FIGS. 3 & 4 depict an enlarged view of the upper control station (26) when viewed from the stern of the vessel. In FIGS. 3 & 4, the anticapsizing module (20, 20′, 20″, 20′″) consists of a plurality of inflatable devices enclosed therein and positioned at various locations within, around and above the upper control station (26), which can be deployed all at once, or sequentially by the system controller, and/or manually. In one of the preferred embodiments of the invention depicted in FIGS. 3 & 4, the upper control station (26) is basically a cage form from tubing, with little, if any, protection of the occupants from being ejected therefrom in the event of a severe heeling of the vessel. This invention provides the means to both protect these occupants and prevent capsizing of the vessel by the automatice deployment of a series of floatation devices when the stability of the vessel is threatened.

As depicted in FIGS. 3 & 4, air-bag modules (20, 20′) are preferably affixed to either side of the observation tower (34), and a second set of air bag modules (20″, 2′″), on the underside of the bimini top (32) above the upper control station. Thus as depicted in FIG. 4, upon deployment, an array of floatation devices (38, 38′) completely encircle an occupant within the observation tower. The foregoing placement of the air-bag module (20, 20′, 20″, 20′″), at the highest point above the deck, can best provide an effective counter force to the rolling moment of the vessel.

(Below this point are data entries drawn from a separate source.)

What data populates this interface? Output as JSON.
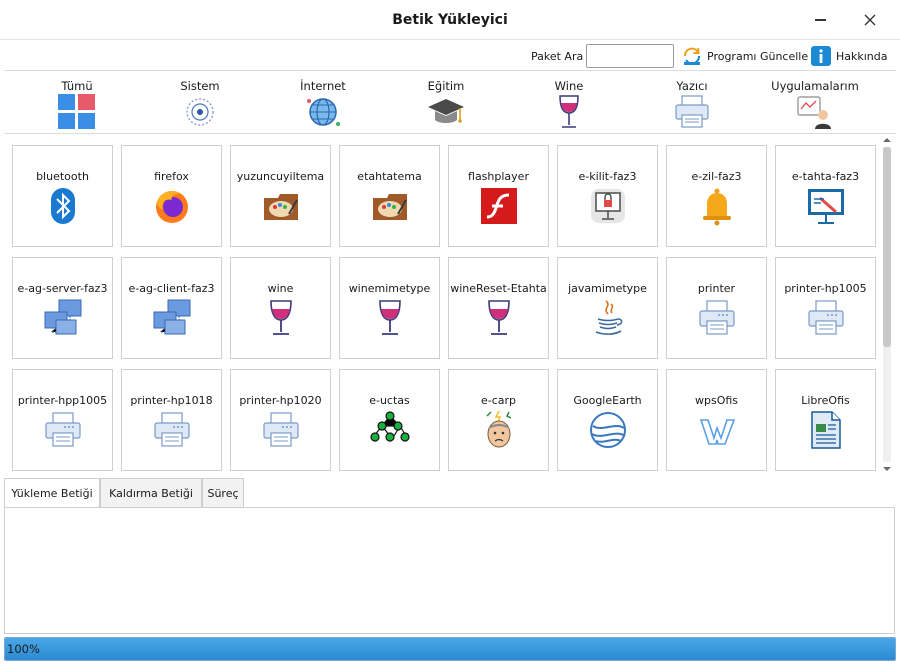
{
  "window": {
    "title": "Betik Yükleyici"
  },
  "toolbar": {
    "search_label": "Paket Ara",
    "search_value": "",
    "update_label": "Programı Güncelle",
    "about_label": "Hakkında",
    "accent": "#1a8ad4"
  },
  "categories": [
    {
      "label": "Tümü",
      "icon": "grid-icon"
    },
    {
      "label": "Sistem",
      "icon": "system-icon"
    },
    {
      "label": "İnternet",
      "icon": "globe-icon"
    },
    {
      "label": "Eğitim",
      "icon": "graduation-cap-icon"
    },
    {
      "label": "Wine",
      "icon": "wine-glass-icon"
    },
    {
      "label": "Yazıcı",
      "icon": "printer-icon"
    },
    {
      "label": "Uygulamalarım",
      "icon": "my-apps-icon"
    }
  ],
  "packages": [
    {
      "label": "bluetooth",
      "icon": "bluetooth"
    },
    {
      "label": "firefox",
      "icon": "firefox"
    },
    {
      "label": "yuzuncuyiltema",
      "icon": "palette"
    },
    {
      "label": "etahtatema",
      "icon": "palette"
    },
    {
      "label": "flashplayer",
      "icon": "flash"
    },
    {
      "label": "e-kilit-faz3",
      "icon": "lock"
    },
    {
      "label": "e-zil-faz3",
      "icon": "bell"
    },
    {
      "label": "e-tahta-faz3",
      "icon": "whiteboard"
    },
    {
      "label": "e-ag-server-faz3",
      "icon": "network"
    },
    {
      "label": "e-ag-client-faz3",
      "icon": "network"
    },
    {
      "label": "wine",
      "icon": "wine"
    },
    {
      "label": "winemimetype",
      "icon": "wine"
    },
    {
      "label": "wineReset-Etahta",
      "icon": "wine"
    },
    {
      "label": "javamimetype",
      "icon": "java"
    },
    {
      "label": "printer",
      "icon": "printer"
    },
    {
      "label": "printer-hp1005",
      "icon": "printer"
    },
    {
      "label": "printer-hpp1005",
      "icon": "printer"
    },
    {
      "label": "printer-hp1018",
      "icon": "printer"
    },
    {
      "label": "printer-hp1020",
      "icon": "printer"
    },
    {
      "label": "e-uctas",
      "icon": "dots"
    },
    {
      "label": "e-carp",
      "icon": "person"
    },
    {
      "label": "GoogleEarth",
      "icon": "earth"
    },
    {
      "label": "wpsOfis",
      "icon": "wps"
    },
    {
      "label": "LibreOfis",
      "icon": "libre"
    }
  ],
  "tabs": [
    {
      "label": "Yükleme Betiği",
      "active": true
    },
    {
      "label": "Kaldırma Betiği",
      "active": false
    },
    {
      "label": "Süreç",
      "active": false
    }
  ],
  "progress": {
    "value": 100,
    "text": "100%"
  }
}
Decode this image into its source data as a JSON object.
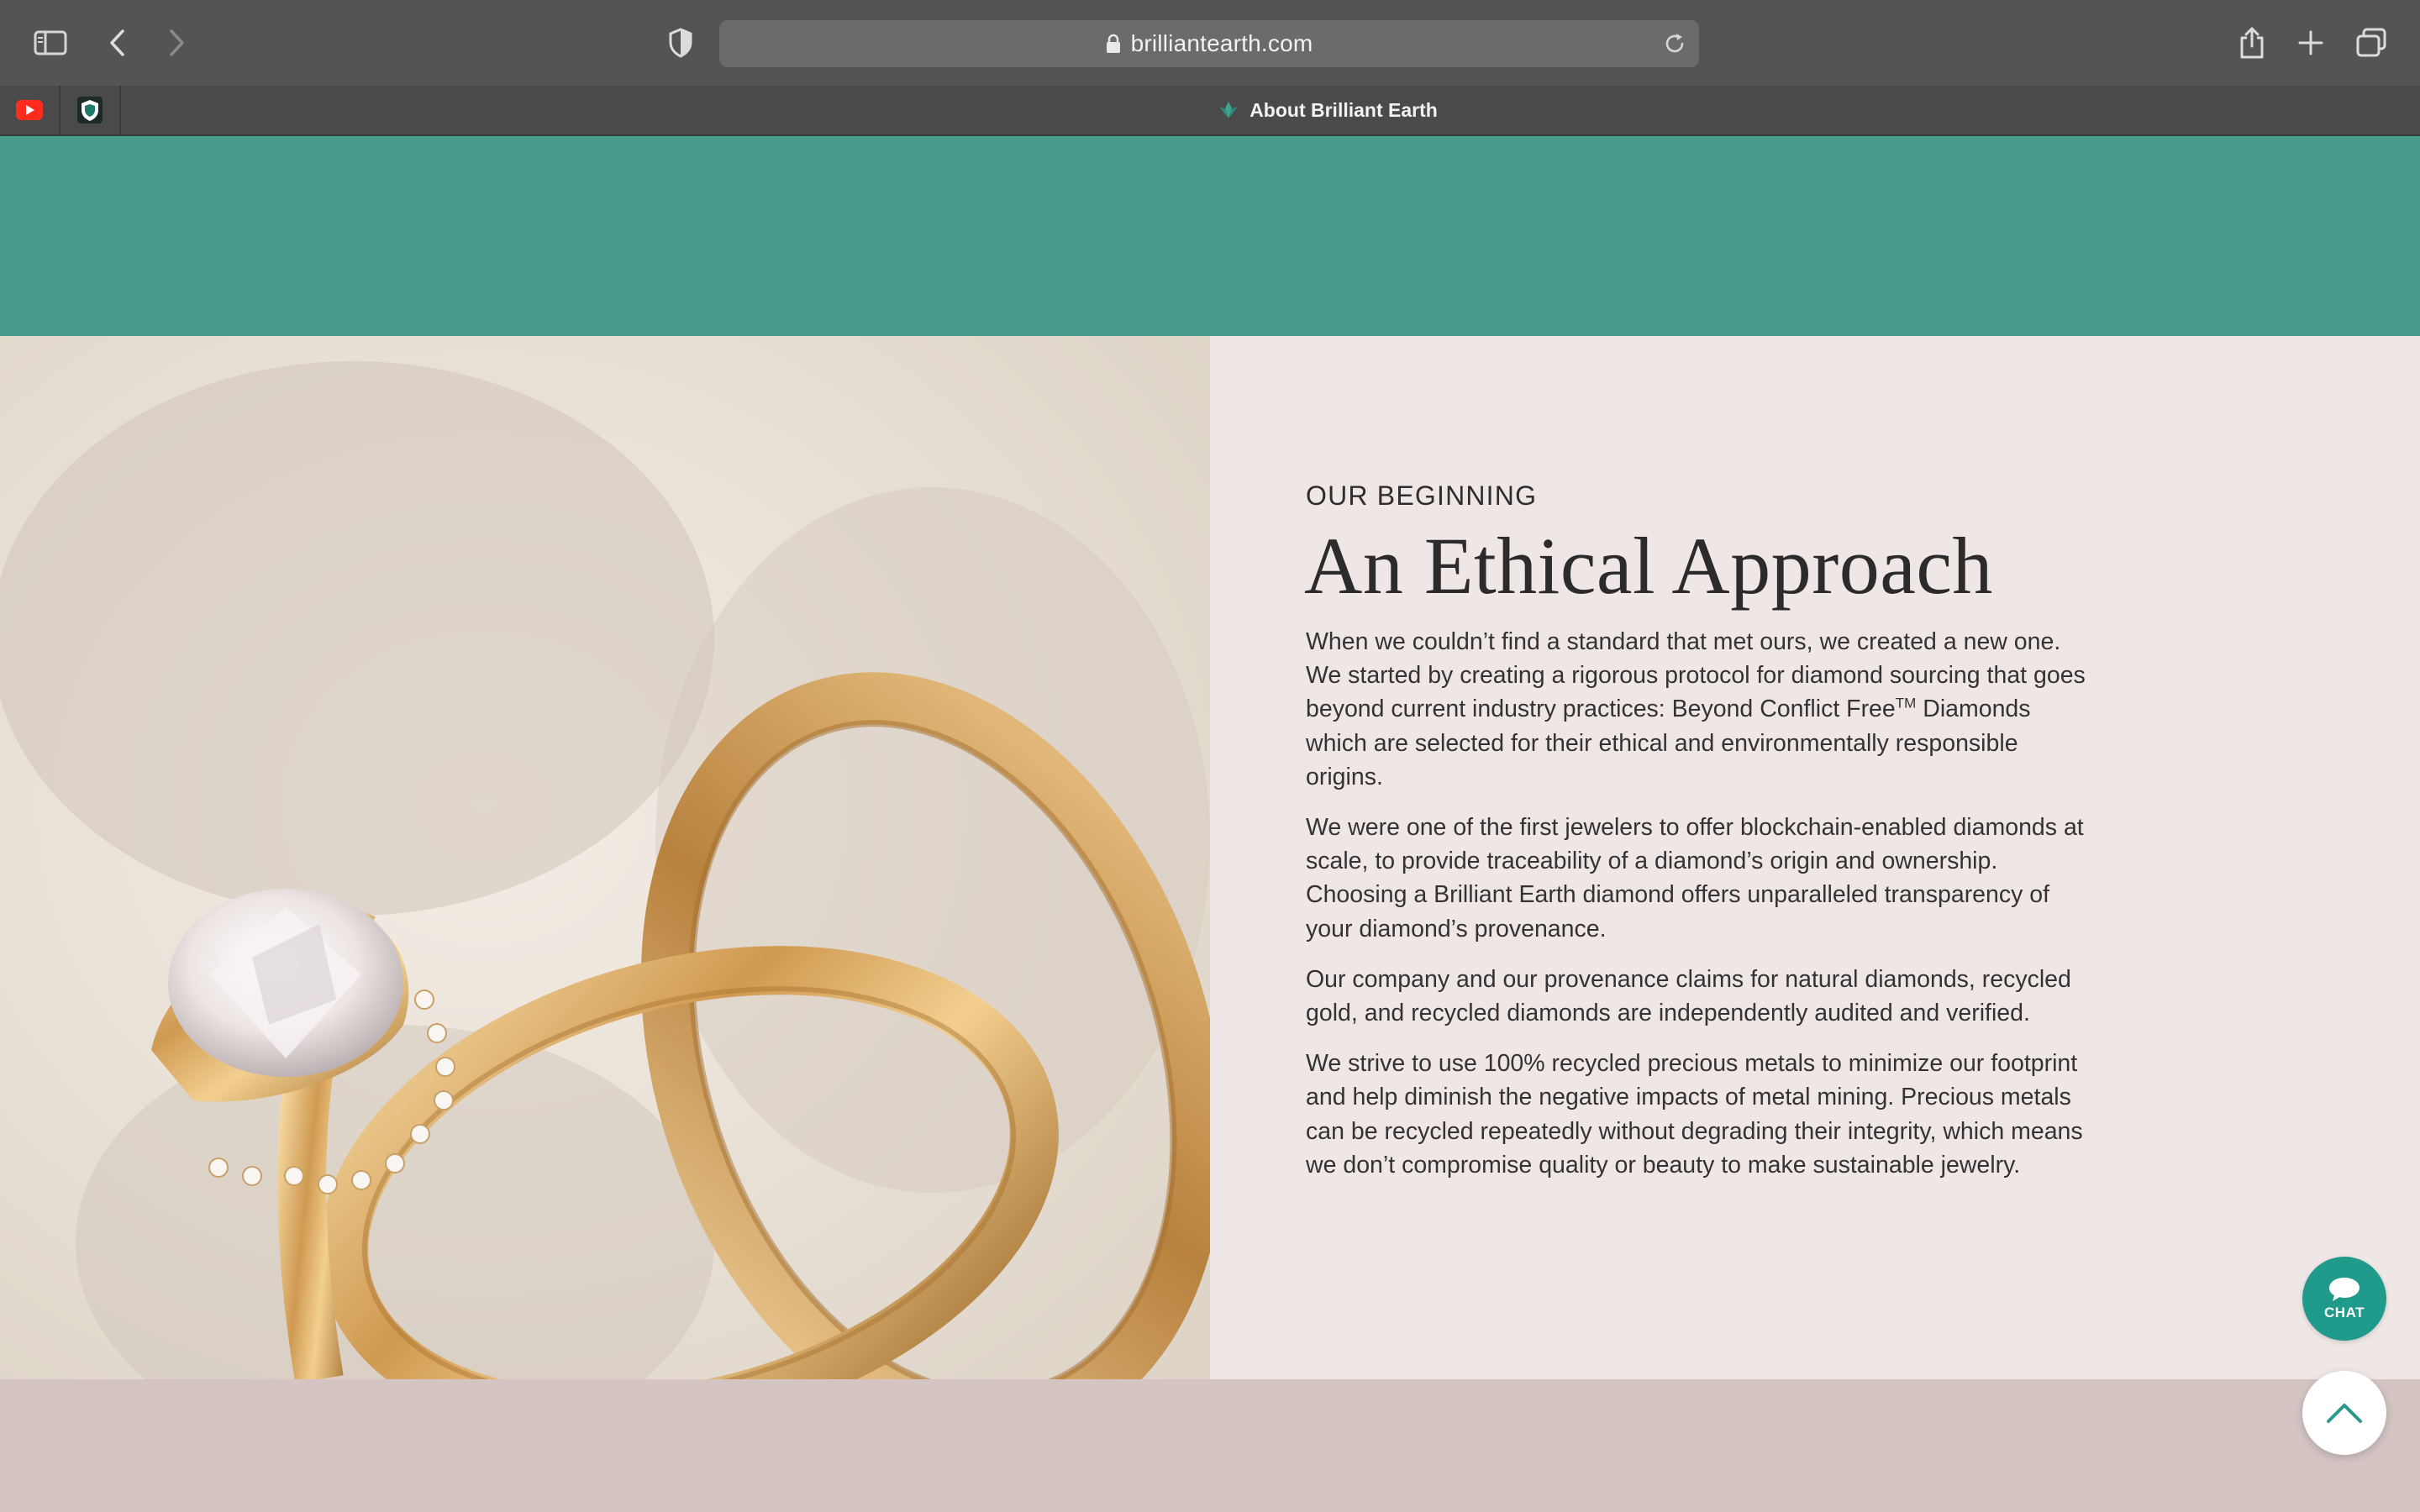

These floatation device (38, 38′) in the perch on the observation tower in the upper control station (26), can also, upon detachment from the tower, provides a life raft-like floatation device.

Alternative embodiments of this invention include the installation of multiple air bag modules at different locations on a given vessel; and, the deployment of multiple floatation devices from a single air bag.

In one of the preferred alternative embodiments of this invention, an air bag module can be placed at or near the bow of the vessel and used to automatically deploy a floatation device and/or sea anchor (parachute) in response to sea state conditions: and/or, upon the manual activation thereof by the crew.

While the preferred embodiments of this invention have been depicted with respect to anti-capsizing systems for shallow draft vessels having a planning hull, the invention also has potential for adaptation to self contained life raft deployment systems in larger vessels, as well as other marine applications, where the automatic activation of a floatation device may prove useful, (e.g. “man overboard” rescue system).